#### PROBLEM REQUIREMENTS:
Please repeat each line of the data exactly, with nothing left out.

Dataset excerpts
-----

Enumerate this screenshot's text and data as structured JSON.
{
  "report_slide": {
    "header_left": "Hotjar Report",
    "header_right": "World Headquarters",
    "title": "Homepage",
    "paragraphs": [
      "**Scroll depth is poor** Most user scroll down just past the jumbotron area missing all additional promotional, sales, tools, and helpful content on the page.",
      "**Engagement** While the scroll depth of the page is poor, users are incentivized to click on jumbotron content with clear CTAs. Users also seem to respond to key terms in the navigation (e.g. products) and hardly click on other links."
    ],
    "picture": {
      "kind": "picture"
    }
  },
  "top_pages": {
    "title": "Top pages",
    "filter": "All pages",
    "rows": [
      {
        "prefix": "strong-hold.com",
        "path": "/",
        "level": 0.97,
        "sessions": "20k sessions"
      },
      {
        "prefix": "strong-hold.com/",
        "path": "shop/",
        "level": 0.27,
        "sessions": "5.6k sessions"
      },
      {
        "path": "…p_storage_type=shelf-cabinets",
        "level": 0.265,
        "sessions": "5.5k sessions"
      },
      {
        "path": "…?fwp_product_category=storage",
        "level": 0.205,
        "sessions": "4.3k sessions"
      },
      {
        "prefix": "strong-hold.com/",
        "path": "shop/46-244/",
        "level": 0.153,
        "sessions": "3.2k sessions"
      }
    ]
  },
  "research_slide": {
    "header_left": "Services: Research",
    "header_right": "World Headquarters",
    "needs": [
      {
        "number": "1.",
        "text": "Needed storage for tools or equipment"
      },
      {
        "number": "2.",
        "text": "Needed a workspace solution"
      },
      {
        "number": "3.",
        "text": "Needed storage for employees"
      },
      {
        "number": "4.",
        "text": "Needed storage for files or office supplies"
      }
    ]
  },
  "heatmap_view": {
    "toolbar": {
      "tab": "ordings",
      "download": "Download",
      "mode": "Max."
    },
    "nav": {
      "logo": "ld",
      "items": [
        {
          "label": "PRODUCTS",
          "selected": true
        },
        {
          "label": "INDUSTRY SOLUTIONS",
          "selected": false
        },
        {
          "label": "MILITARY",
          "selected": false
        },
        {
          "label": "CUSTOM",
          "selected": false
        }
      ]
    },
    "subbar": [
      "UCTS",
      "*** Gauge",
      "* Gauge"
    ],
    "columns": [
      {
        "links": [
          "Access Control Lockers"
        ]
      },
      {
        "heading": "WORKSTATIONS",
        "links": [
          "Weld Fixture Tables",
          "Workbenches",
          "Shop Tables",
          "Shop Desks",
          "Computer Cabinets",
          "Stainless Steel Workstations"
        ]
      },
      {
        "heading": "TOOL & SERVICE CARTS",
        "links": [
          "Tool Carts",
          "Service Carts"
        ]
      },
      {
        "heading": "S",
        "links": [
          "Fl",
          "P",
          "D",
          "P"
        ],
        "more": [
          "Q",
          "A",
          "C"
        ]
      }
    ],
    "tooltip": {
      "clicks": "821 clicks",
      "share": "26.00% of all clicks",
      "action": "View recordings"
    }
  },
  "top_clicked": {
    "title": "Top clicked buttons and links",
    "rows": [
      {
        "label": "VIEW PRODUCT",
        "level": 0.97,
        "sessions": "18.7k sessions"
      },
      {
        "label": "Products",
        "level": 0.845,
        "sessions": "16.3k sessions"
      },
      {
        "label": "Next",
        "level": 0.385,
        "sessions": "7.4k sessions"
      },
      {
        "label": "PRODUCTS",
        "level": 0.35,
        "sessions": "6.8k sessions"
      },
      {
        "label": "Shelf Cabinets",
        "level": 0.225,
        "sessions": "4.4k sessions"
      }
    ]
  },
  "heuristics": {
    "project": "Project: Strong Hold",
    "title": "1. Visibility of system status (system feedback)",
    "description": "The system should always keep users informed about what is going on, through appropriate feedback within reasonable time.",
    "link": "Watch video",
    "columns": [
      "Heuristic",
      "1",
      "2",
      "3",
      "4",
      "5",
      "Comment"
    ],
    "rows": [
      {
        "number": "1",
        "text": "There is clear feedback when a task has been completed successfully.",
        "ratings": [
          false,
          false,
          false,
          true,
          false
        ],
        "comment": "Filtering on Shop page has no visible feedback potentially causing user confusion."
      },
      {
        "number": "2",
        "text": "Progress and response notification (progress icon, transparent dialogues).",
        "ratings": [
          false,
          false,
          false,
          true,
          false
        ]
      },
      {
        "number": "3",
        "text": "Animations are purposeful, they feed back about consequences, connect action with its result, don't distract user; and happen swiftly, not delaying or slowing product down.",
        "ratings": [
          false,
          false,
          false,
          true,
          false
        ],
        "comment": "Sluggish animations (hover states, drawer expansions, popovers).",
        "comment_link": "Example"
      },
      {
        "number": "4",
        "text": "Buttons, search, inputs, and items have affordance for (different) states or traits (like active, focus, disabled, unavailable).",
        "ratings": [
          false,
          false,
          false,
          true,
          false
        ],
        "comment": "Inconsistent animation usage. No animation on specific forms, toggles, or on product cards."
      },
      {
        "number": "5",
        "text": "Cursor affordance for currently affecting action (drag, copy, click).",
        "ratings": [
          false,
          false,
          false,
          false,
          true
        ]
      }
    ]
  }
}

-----

#### RESULT OF THE TASK:
Enumerate this screenshot's text and data as structured JSON.
{
  "report_slide": {
    "header_left": "Hotjar Report",
    "header_right": "World Headquarters",
    "title": "Homepage",
    "paragraphs": [
      "**Scroll depth is poor** Most user scroll down just past the jumbotron area missing all additional promotional, sales, tools, and helpful content on the page.",
      "**Engagement** While the scroll depth of the page is poor, users are incentivized to click on jumbotron content with clear CTAs. Users also seem to respond to key terms in the navigation (e.g. products) and hardly click on other links."
    ],
    "picture": {
      "kind": "picture"
    }
  },
  "top_pages": {
    "title": "Top pages",
    "filter": "All pages",
    "rows": [
      {
        "prefix": "strong-hold.com",
        "path": "/",
        "level": 0.97,
        "sessions": "20k sessions"
      },
      {
        "prefix": "strong-hold.com/",
        "path": "shop/",
        "level": 0.27,
        "sessions": "5.6k sessions"
      },
      {
        "path": "…p_storage_type=shelf-cabinets",
        "level": 0.265,
        "sessions": "5.5k sessions"
      },
      {
        "path": "…?fwp_product_category=storage",
        "level": 0.205,
        "sessions": "4.3k sessions"
      },
      {
        "prefix": "strong-hold.com/",
        "path": "shop/46-244/",
        "level": 0.153,
        "sessions": "3.2k sessions"
      }
    ]
  },
  "research_slide": {
    "header_left": "Services: Research",
    "header_right": "World Headquarters",
    "needs": [
      {
        "number": "1.",
        "text": "Needed storage for tools or equipment"
      },
      {
        "number": "2.",
        "text": "Needed a workspace solution"
      },
      {
        "number": "3.",
        "text": "Needed storage for employees"
      },
      {
        "number": "4.",
        "text": "Needed storage for files or office supplies"
      }
    ]
  },
  "heatmap_view": {
    "toolbar": {
      "tab": "ordings",
      "download": "Download",
      "mode": "Max."
    },
    "nav": {
      "logo": "ld",
      "items": [
        {
          "label": "PRODUCTS",
          "selected": true
        },
        {
          "label": "INDUSTRY SOLUTIONS",
          "selected": false
        },
        {
          "label": "MILITARY",
          "selected": false
        },
        {
          "label": "CUSTOM",
          "selected": false
        }
      ]
    },
    "subbar": [
      "UCTS",
      "*** Gauge",
      "* Gauge"
    ],
    "columns": [
      {
        "links": [
          "Access Control Lockers"
        ]
      },
      {
        "heading": "WORKSTATIONS",
        "links": [
          "Weld Fixture Tables",
          "Workbenches",
          "Shop Tables",
          "Shop Desks",
          "Computer Cabinets",
          "Stainless Steel Workstations"
        ]
      },
      {
        "heading": "TOOL & SERVICE CARTS",
        "links": [
          "Tool Carts",
          "Service Carts"
        ]
      },
      {
        "heading": "S",
        "links": [
          "Fl",
          "P",
          "D",
          "P"
        ],
        "more": [
          "Q",
          "A",
          "C"
        ]
      }
    ],
    "tooltip": {
      "clicks": "821 clicks",
      "share": "26.00% of all clicks",
      "action": "View recordings"
    }
  },
  "top_clicked": {
    "title": "Top clicked buttons and links",
    "rows": [
      {
        "label": "VIEW PRODUCT",
        "level": 0.97,
        "sessions": "18.7k sessions"
      },
      {
        "label": "Products",
        "level": 0.845,
        "sessions": "16.3k sessions"
      },
      {
        "label": "Next",
        "level": 0.385,
        "sessions": "7.4k sessions"
      },
      {
        "label": "PRODUCTS",
        "level": 0.35,
        "sessions": "6.8k sessions"
      },
      {
        "label": "Shelf Cabinets",
        "level": 0.225,
        "sessions": "4.4k sessions"
      }
    ]
  },
  "heuristics": {
    "project": "Project: Strong Hold",
    "title": "1. Visibility of system status (system feedback)",
    "description": "The system should always keep users informed about what is going on, through appropriate feedback within reasonable time.",
    "link": "Watch video",
    "columns": [
      "Heuristic",
      "1",
      "2",
      "3",
      "4",
      "5",
      "Comment"
    ],
    "rows": [
      {
        "number": "1",
        "text": "There is clear feedback when a task has been completed successfully.",
        "ratings": [
          false,
          false,
          false,
          true,
          false
        ],
        "comment": "Filtering on Shop page has no visible feedback potentially causing user confusion."
      },
      {
        "number": "2",
        "text": "Progress and response notification (progress icon, transparent dialogues).",
        "ratings": [
          false,
          false,
          false,
          true,
          false
        ]
      },
      {
        "number": "3",
        "text": "Animations are purposeful, they feed back about consequences, connect action with its result, don't distract user; and happen swiftly, not delaying or slowing product down.",
        "ratings": [
          false,
          false,
          false,
          true,
          false
        ],
        "comment": "Sluggish animations (hover states, drawer expansions, popovers).",
        "comment_link": "Example"
      },
      {
        "number": "4",
        "text": "Buttons, search, inputs, and items have affordance for (different) states or traits (like active, focus, disabled, unavailable).",
        "ratings": [
          false,
          false,
          false,
          true,
          false
        ],
        "comment": "Inconsistent animation usage. No animation on specific forms, toggles, or on product cards."
      },
      {
        "number": "5",
        "text": "Cursor affordance for currently affecting action (drag, copy, click).",
        "ratings": [
          false,
          false,
          false,
          false,
          true
        ]
      }
    ]
  }
}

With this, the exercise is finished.